Nuclear Waste Management Advances Site Selection

Pickering Nuclear, Nuclear Safety

The Nuclear Waste Management Organization (NWMO) is advancing the site selection process for a deep geological repository for Canada’s used nuclear fuel. The organization will narrow its focus from five to two potential siting areas, an important advancement in Canada’s plan.

The Township of Ignace in northwestern Ontario, and Township of Huron-Kinloss and Municipality of South Bruce in southern Ontario will continue to be considered potential host areas for the project. In Huron-Kinloss and South Bruce, one of these communities will move forward in the site selection process once a potential repository site is located in the area through an ongoing process with local landowners. The areas around the Townships of Hornepayne and Manitouwadge in northern Ontario will no longer be considered.

“As we work towards identifying a single, preferred location for this project, in an area with informed and willing hosts, we need to increasingly focus on specific locations that have strong potential to meet the project’s safety and partnership requirements,” said Dr. Mahrez Ben Belfadhel, Vice-President of Site Selection at the NWMO. “These are hard decisions and not made lightly, but ultimately, we are working towards identifying one area where we can implement Canada’s plan to ensure the protection of both people and the environment.”

The site selection process has been underway since 2010. This process started with 22 municipalities and Indigenous communities that expressed interest in learning more and exploring their potential to host the project. The NWMO has gradually narrowed its focus to fewer areas through technical site evaluations and social engagement to assess safety and the potential to build supportive and resilient partnerships, key criteria to assess the suitability of each area.

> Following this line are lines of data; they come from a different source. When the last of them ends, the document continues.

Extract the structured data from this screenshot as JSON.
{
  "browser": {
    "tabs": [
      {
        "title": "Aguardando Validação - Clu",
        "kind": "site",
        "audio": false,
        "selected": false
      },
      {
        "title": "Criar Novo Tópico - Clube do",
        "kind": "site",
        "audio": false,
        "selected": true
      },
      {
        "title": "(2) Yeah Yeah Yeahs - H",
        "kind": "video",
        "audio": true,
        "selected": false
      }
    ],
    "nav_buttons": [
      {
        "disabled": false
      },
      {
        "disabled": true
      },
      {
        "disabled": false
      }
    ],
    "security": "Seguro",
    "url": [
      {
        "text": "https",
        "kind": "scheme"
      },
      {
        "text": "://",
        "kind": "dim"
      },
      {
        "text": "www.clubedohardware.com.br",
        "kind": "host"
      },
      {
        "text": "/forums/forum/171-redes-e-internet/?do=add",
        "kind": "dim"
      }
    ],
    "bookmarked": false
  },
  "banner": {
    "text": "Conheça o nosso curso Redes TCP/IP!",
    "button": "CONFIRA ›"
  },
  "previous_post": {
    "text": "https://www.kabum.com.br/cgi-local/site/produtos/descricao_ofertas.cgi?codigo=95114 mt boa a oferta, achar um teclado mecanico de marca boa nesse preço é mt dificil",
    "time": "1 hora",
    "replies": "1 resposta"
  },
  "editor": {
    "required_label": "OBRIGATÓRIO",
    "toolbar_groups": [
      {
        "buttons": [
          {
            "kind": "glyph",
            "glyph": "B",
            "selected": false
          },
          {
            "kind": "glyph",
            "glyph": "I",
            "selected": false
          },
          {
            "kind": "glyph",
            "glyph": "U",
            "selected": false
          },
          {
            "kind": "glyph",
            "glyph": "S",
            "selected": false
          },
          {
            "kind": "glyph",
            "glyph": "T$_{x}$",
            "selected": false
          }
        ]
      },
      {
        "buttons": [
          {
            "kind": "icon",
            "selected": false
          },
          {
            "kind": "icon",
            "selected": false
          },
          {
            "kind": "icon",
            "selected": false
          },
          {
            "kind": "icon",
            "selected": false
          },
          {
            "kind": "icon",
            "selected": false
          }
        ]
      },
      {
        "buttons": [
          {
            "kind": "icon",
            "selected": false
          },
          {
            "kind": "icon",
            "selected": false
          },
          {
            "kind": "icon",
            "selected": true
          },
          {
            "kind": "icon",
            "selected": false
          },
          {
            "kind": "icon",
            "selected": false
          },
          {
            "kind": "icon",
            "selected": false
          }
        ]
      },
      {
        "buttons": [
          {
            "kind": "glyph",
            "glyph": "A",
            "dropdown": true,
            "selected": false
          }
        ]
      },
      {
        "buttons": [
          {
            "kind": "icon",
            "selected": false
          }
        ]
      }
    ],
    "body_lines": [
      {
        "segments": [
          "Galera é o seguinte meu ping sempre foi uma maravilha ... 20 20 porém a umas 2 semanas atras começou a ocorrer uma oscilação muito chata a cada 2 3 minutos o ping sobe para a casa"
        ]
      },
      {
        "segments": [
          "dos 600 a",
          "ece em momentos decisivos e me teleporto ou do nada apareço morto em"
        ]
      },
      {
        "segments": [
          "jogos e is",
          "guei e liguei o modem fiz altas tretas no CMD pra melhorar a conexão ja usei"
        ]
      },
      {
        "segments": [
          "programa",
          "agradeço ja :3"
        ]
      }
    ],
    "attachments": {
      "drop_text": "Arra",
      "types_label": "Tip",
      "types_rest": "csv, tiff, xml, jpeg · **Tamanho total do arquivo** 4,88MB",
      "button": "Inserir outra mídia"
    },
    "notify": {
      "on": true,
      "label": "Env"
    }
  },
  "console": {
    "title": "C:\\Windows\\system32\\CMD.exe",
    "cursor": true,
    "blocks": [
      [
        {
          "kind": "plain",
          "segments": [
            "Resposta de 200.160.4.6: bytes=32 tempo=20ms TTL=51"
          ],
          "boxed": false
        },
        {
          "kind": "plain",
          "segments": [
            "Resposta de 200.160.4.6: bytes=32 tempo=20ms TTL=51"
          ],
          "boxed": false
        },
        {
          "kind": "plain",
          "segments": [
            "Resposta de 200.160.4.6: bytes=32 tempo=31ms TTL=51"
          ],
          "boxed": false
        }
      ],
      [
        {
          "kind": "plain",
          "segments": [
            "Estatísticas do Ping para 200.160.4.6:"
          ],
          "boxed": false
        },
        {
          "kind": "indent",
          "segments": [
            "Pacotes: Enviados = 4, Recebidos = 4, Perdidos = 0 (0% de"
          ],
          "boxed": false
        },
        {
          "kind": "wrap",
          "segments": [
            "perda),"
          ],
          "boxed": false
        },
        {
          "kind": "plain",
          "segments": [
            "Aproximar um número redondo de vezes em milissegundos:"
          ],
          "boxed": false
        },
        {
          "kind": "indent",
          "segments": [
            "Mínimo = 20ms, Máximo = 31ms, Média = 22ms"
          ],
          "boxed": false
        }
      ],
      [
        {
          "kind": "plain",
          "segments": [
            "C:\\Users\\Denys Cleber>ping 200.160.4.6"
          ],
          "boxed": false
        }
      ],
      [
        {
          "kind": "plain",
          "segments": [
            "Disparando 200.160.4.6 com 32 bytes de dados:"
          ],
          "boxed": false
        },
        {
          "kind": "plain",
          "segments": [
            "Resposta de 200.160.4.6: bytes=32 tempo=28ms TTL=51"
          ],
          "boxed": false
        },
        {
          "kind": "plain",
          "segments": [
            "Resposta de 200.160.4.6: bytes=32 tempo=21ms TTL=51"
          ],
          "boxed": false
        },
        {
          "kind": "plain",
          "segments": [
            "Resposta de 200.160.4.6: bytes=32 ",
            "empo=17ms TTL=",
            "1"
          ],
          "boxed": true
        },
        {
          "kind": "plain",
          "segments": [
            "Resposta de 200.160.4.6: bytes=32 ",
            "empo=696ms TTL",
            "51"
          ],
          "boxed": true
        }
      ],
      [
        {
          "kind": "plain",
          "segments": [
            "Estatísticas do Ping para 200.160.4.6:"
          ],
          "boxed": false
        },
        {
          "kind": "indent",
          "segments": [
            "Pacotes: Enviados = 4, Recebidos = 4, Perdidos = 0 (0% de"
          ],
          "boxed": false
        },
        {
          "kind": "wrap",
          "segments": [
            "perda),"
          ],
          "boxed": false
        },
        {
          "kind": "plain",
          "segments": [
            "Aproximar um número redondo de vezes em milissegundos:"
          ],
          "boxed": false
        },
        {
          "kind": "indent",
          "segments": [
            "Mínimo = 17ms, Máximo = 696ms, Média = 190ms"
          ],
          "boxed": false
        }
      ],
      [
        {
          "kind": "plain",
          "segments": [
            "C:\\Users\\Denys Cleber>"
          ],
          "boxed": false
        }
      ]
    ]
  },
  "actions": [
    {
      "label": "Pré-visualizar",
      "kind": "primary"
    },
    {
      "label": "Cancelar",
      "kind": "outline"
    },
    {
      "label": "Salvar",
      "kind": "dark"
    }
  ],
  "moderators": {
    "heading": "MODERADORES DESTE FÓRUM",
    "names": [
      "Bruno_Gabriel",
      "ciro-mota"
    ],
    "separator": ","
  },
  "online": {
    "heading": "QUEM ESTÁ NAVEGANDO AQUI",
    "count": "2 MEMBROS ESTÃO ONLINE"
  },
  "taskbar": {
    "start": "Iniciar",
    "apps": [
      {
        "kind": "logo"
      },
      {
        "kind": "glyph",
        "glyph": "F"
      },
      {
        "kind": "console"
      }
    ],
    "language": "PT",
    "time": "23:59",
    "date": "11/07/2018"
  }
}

In the remaining areas, next steps will include working with municipal and Indigenous communities to conduct progressively more detailed technical site evaluations and social studies. This work will further assess safety and explore how the project can be implemented in a manner that will enhance the well-being of municipal and Indigenous communities in each area.

“At the NWMO, we stand on the shoulders of giants,” said Dr. Ben Belfadhel. “I want to thank the leaders and people of the many communities that have been so actively engaged in this process. This project is moving forward according to plan, and their forward-looking leadership and contributions to Canada’s plan are helping solve a challenge on behalf of all of us, for generations to come.”

The municipalities and Indigenous communities exiting the site selection process, as well as their neighbouring communities, will be eligible for one-time community well-being investments to acknowledge their leadership and role contributing to Canada’s plan. These investments will be made in a community well-being reserve fund (or equivalent) and are a way for the NWMO to continue contributing to well-being, even as work continues in other areas.